TASK ITEM:
Tell how many lines in the data contain the string "photo", using a single number as the whole reply.

DATA LISTING:
_ _ _
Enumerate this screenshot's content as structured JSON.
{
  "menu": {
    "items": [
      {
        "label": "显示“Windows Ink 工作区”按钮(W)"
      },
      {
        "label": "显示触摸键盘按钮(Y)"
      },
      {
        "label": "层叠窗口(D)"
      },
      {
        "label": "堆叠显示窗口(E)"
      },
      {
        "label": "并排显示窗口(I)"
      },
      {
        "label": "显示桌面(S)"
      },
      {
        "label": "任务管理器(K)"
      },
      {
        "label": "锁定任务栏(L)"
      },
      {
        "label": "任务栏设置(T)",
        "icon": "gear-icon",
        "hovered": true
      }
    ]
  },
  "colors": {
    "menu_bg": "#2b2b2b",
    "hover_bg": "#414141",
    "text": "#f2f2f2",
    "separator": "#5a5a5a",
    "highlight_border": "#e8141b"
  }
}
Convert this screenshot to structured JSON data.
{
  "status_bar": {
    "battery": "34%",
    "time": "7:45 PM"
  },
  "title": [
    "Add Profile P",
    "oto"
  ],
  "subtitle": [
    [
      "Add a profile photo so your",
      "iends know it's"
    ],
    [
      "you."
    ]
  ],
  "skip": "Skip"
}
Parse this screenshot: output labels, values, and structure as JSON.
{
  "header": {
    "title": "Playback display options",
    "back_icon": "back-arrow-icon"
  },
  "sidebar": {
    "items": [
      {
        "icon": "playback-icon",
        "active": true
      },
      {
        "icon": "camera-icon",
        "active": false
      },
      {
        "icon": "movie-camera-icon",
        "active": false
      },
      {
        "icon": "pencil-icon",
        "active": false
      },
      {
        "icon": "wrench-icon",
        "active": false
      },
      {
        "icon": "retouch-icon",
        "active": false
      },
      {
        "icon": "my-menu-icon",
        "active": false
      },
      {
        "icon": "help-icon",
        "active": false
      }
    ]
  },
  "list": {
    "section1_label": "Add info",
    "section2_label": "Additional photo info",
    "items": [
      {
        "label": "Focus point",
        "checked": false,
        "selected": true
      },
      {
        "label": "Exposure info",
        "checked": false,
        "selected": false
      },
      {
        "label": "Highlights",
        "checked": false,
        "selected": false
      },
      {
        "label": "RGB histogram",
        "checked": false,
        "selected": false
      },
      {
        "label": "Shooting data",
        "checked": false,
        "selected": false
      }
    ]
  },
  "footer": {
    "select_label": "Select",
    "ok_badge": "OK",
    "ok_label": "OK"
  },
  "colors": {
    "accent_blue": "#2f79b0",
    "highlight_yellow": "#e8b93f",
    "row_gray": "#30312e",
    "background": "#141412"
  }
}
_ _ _
WRITTEN SOLUTION:
2